So if a given con­sumer isn’t even inter­ested in see­ing an ad while view­ing a given web page, why would they be more apt to click on it and pur­chase some­thing? They wouldn’t, we in search mar­ket­ing have always said, and they gen­er­ally don’t. When they’re ready to buy, they’ll tap their request into a search engine and make the purchase.

The Wall St. Jour­nal Reports It So It Must Be True

You can imag­ine my sur­prise when the ven­er­a­ble Wall Street Jour­nal pub­lished a story explain­ing how dis­play ads may be more effec­tive than search ads. Check out “Ral­ly­ing Cry for Dis­play Ads” (or this sim­i­lar piece from Wired if you’re not a WSJ subscriber).

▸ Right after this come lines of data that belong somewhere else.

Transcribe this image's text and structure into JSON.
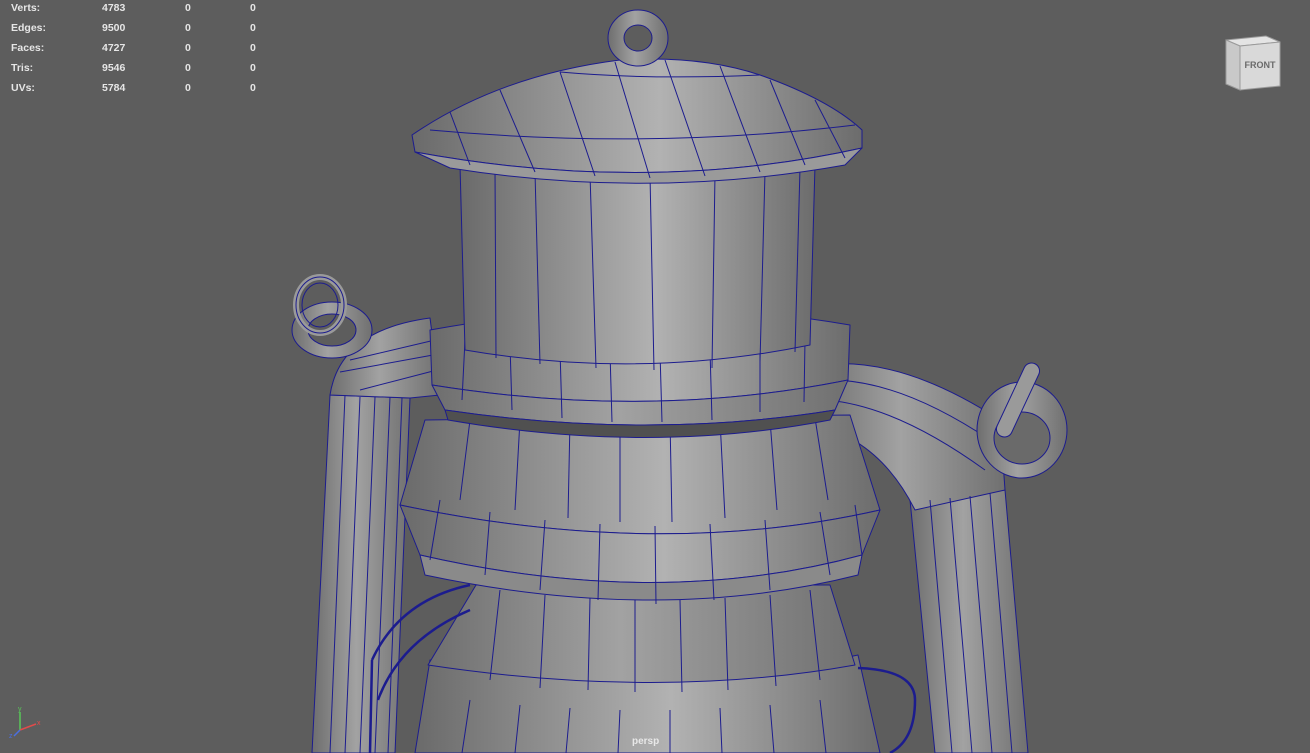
{
  "hud": {
    "rows": [
      {
        "label": "Verts:",
        "v1": "4783",
        "v2": "0",
        "v3": "0"
      },
      {
        "label": "Edges:",
        "v1": "9500",
        "v2": "0",
        "v3": "0"
      },
      {
        "label": "Faces:",
        "v1": "4727",
        "v2": "0",
        "v3": "0"
      },
      {
        "label": "Tris:",
        "v1": "9546",
        "v2": "0",
        "v3": "0"
      },
      {
        "label": "UVs:",
        "v1": "5784",
        "v2": "0",
        "v3": "0"
      }
    ]
  },
  "view_cube": {
    "face_label": "FRONT"
  },
  "camera": {
    "name": "persp"
  },
  "axis_gizmo": {
    "x": "x",
    "y": "y",
    "z": "z"
  },
  "colors": {
    "background": "#5d5d5d",
    "wire": "#1b1b8c",
    "mesh": "#8c8c8c"
  }
}
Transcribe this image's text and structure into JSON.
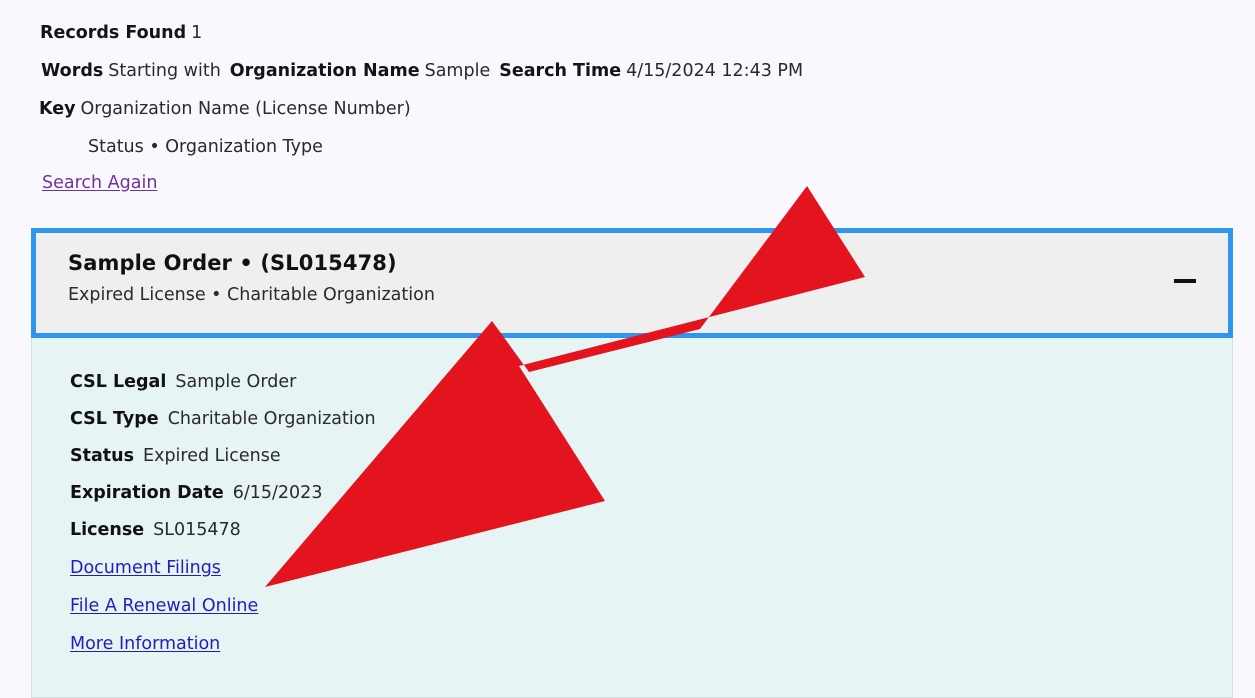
{
  "summary": {
    "records_found_label": "Records Found",
    "records_found_value": "1",
    "words_label": "Words",
    "words_value": "Starting with",
    "organization_name_label": "Organization Name",
    "organization_name_value": "Sample",
    "search_time_label": "Search Time",
    "search_time_value": "4/15/2024 12:43 PM",
    "key_label": "Key",
    "key_value": "Organization Name (License Number)",
    "key_detail": "Status • Organization Type",
    "search_again_link": "Search Again"
  },
  "result_card": {
    "org_title": "Sample Order • (SL015478)",
    "org_subtitle": "Expired License • Charitable Organization",
    "collapse_icon": "minus-icon",
    "fields": [
      {
        "label": "CSL Legal",
        "value": "Sample Order"
      },
      {
        "label": "CSL Type",
        "value": "Charitable Organization"
      },
      {
        "label": "Status",
        "value": "Expired License"
      },
      {
        "label": "Expiration Date",
        "value": "6/15/2023"
      },
      {
        "label": "License",
        "value": "SL015478"
      }
    ],
    "links": [
      "Document Filings",
      "File A Renewal Online",
      "More Information"
    ]
  },
  "annotation": {
    "arrow_icon": "red-arrow-pointing-down-left",
    "arrow_color": "#e3141e",
    "highlight_color": "#2f95ee"
  },
  "colors": {
    "page_background": "#f9f8fd",
    "card_header_background": "#f0eff0",
    "card_body_background": "#e7f4f4",
    "link_purple": "#7230a3",
    "link_blue": "#1f1fbe"
  }
}
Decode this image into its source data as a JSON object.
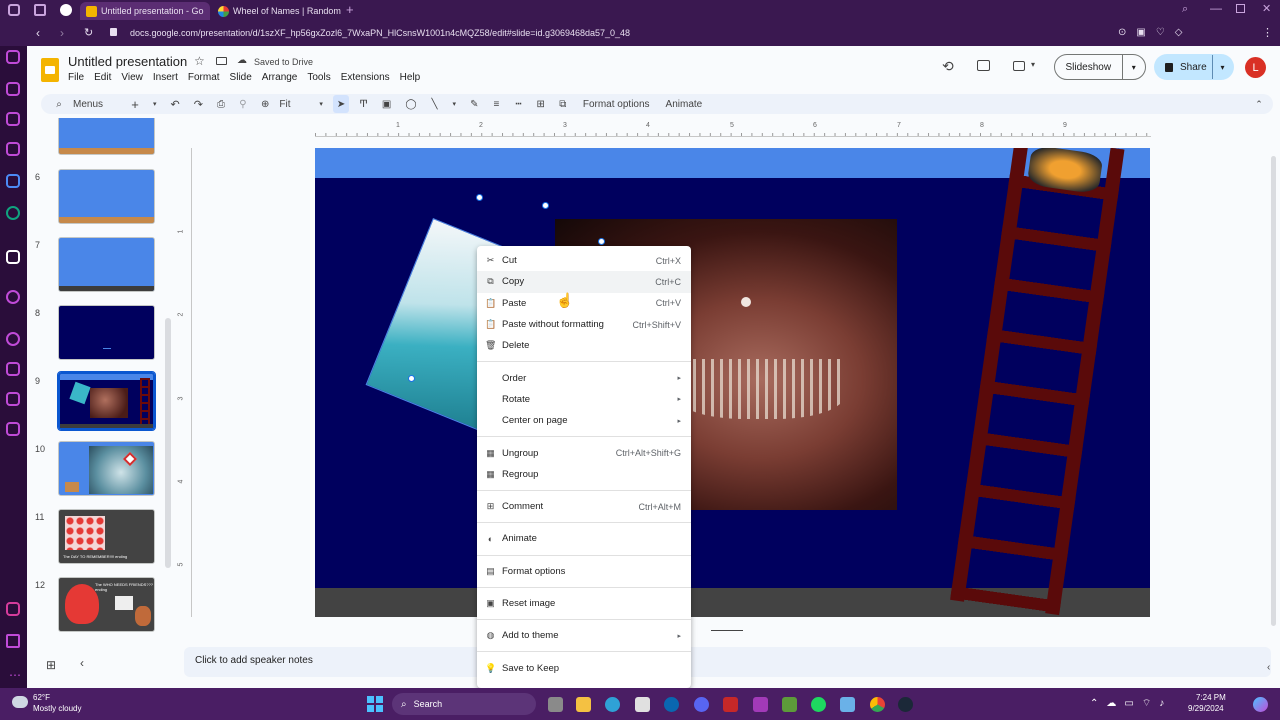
{
  "browser": {
    "tabs": [
      {
        "label": "Untitled presentation - Go",
        "active": true
      },
      {
        "label": "Wheel of Names | Random",
        "active": false
      }
    ],
    "url": "docs.google.com/presentation/d/1szXF_hp56gxZozl6_7WxaPN_HlCsnsW1001n4cMQZ58/edit#slide=id.g3069468da57_0_48"
  },
  "doc": {
    "title": "Untitled presentation",
    "saved_status": "Saved to Drive",
    "menu": [
      "File",
      "Edit",
      "View",
      "Insert",
      "Format",
      "Slide",
      "Arrange",
      "Tools",
      "Extensions",
      "Help"
    ],
    "slideshow_label": "Slideshow",
    "share_label": "Share",
    "avatar_letter": "L",
    "accent": "#0b57d0",
    "avatar_color": "#d93025"
  },
  "toolbar": {
    "menus_label": "Menus",
    "zoom_label": "Fit",
    "format_options_label": "Format options",
    "animate_label": "Animate"
  },
  "ruler": {
    "marks": [
      "1",
      "2",
      "3",
      "4",
      "5",
      "6",
      "7",
      "8",
      "9"
    ],
    "v_marks": [
      "1",
      "2",
      "3",
      "4",
      "5"
    ]
  },
  "filmstrip": {
    "slides": [
      {
        "num": "",
        "caption": ""
      },
      {
        "num": "6",
        "caption": ""
      },
      {
        "num": "7",
        "caption": ""
      },
      {
        "num": "8",
        "caption": ""
      },
      {
        "num": "9",
        "caption": "",
        "selected": true
      },
      {
        "num": "10",
        "caption": ""
      },
      {
        "num": "11",
        "caption": "The DAY TO REMEMBER!!!! ending"
      },
      {
        "num": "12",
        "caption": "The WHO NEEDS FRIENDS??? ending"
      }
    ]
  },
  "notes_placeholder": "Click to add speaker notes",
  "context_menu": {
    "items": [
      {
        "label": "Cut",
        "shortcut": "Ctrl+X",
        "icon": "scissors-icon"
      },
      {
        "label": "Copy",
        "shortcut": "Ctrl+C",
        "icon": "copy-icon",
        "highlight": true
      },
      {
        "label": "Paste",
        "shortcut": "Ctrl+V",
        "icon": "paste-icon"
      },
      {
        "label": "Paste without formatting",
        "shortcut": "Ctrl+Shift+V",
        "icon": "paste-plain-icon"
      },
      {
        "label": "Delete",
        "shortcut": "",
        "icon": "trash-icon"
      },
      {
        "sep": true
      },
      {
        "label": "Order",
        "shortcut": "",
        "submenu": true
      },
      {
        "label": "Rotate",
        "shortcut": "",
        "submenu": true
      },
      {
        "label": "Center on page",
        "shortcut": "",
        "submenu": true
      },
      {
        "sep": true
      },
      {
        "label": "Ungroup",
        "shortcut": "Ctrl+Alt+Shift+G",
        "icon": "ungroup-icon"
      },
      {
        "label": "Regroup",
        "shortcut": "",
        "icon": "regroup-icon"
      },
      {
        "sep": true
      },
      {
        "label": "Comment",
        "shortcut": "Ctrl+Alt+M",
        "icon": "comment-icon"
      },
      {
        "sep": true
      },
      {
        "label": "Animate",
        "shortcut": "",
        "icon": "animate-icon"
      },
      {
        "sep": true
      },
      {
        "label": "Format options",
        "shortcut": "",
        "icon": "format-options-icon"
      },
      {
        "sep": true
      },
      {
        "label": "Reset image",
        "shortcut": "",
        "icon": "reset-image-icon"
      },
      {
        "sep": true
      },
      {
        "label": "Add to theme",
        "shortcut": "",
        "icon": "theme-icon",
        "submenu": true
      },
      {
        "sep": true
      },
      {
        "label": "Save to Keep",
        "shortcut": "",
        "icon": "keep-icon"
      }
    ]
  },
  "taskbar": {
    "weather_temp": "62°F",
    "weather_desc": "Mostly cloudy",
    "search_label": "Search",
    "time": "7:24 PM",
    "date": "9/29/2024"
  }
}
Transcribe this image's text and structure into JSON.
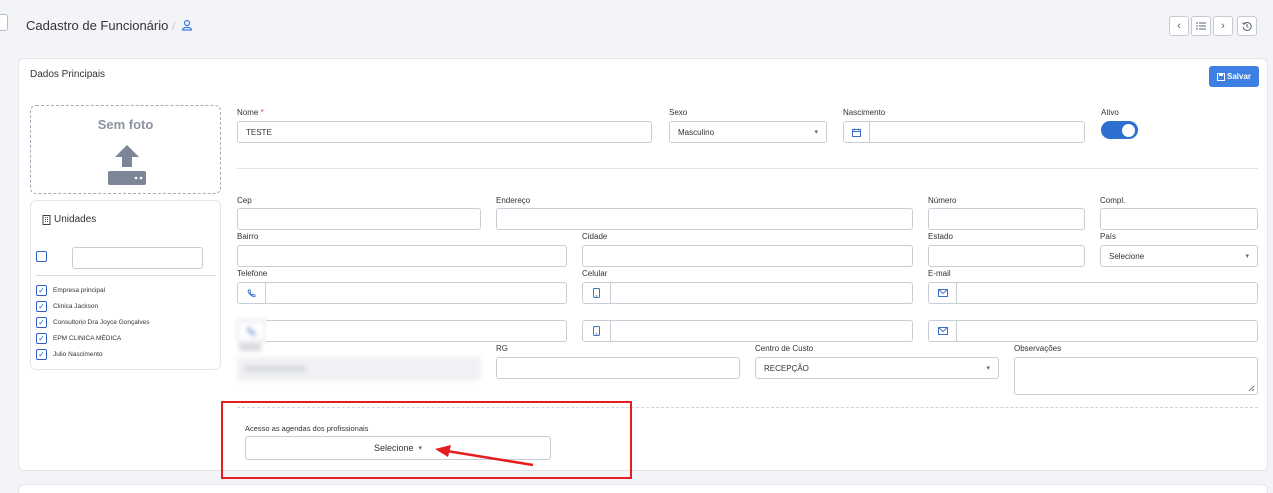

The piece ref­er­ences the recent research from the Atlas Insti­tute, Microsoft’s research arm from the aQuan­tive acqui­si­tion, that states that dis­play is actu­ally more valu­able than search because it leads peo­ple down the con­ver­sion path. With­out dis­play, they argue, there’d be no search; or there’d be much less of it. If only adver­tis­ers and agen­cies attrib­uted con­ver­sions appro­pri­ately they’d be will­ing to pay much more for these valu­able placements.

What are “View-through” Conversions?

The basis of this claim is in “view-through” con­ver­sions, or con­ver­sions that occur after some­body has viewed a ban­ner ad. My issue with this claim is we have no real infor­ma­tion on how many users actu­ally look at ban­ner ads. To what degree are peo­ple tun­ing them out, and how can you assume two sim­i­lar users are pay­ing equal to atten­tion to a given ban­ner placement?

Other than these obvi­ous issues, there is a cer­tain logic to “view-through” con­ver­sions that makes sense. Some peo­ple are dri­ven to search because of a ban­ner ad they saw. Of course, the same logic applies to tele­vi­sion radio, word of mouth, bill­boards, and count­less other adver­tis­ing and PR chan­nels. Here’s a graphic show­ing, roughly, where search vol­ume comes from:

All of these lead to search vol­ume and it seems nobody has any real grasp on how much, and how much credit these chan­nels should receive.

Con­ver­sion Attri­bu­tion: A Wor­thy Undertaking

I com­mend Atlas for tak­ing a stab at this and hope more adver­tis­ers push them­selves to pur­sue stud­ies for their own ad pro­grams. What they’ll likely find, in my view, is a media allo­ca­tion between search and dis­play (and other chan­nels should they take it fur­ther) that makes more sense than their cur­rent allocation.

In Omni­ture Search­Cen­ter you can develop a cus­tomized “Con­ver­sion Fun­nel” and deter­mine which chan­nels your con­ver­sions are com­ing from. I’ve removed any data from the graphic below but in addi­tion to the rudi­men­tary “Impres­sions > Clicks > Orders” you may want to develop your own model for what’s dri­ving those ini­tial impres­sions, and attribute a per­cent­age of your orders to each impression.

As a Search Mar­keter, our future depends on this type of analy­sis. I don’t think search could thrive with­out other forms of media, nor do I think search is wholly depen­dent on those chan­nels. One of the rea­sons it’s so suc­cess­ful is its mea­sur­a­bil­ity. We know exactly how much to pay for a click because using tools like Omni­ture Search­Cen­ter we get instant feed­back on the per­for­mance of a given “place­ment” (i.e. click) and react. By automat­ing this we can spend more time on strat­egy and less time on management.

I’ll talk a lit­tle more about dis­play ads in my next post. Stay tuned!

1 comments
Alex B
Alex B

While I agree that measuring is the only way to debunk said claim, I think said claim is utter nonsense and, if we want to figure out why that is, we only need to look to who is sponsoring said study and decipher what said entity has to gain for putting down search at the expense of display ads.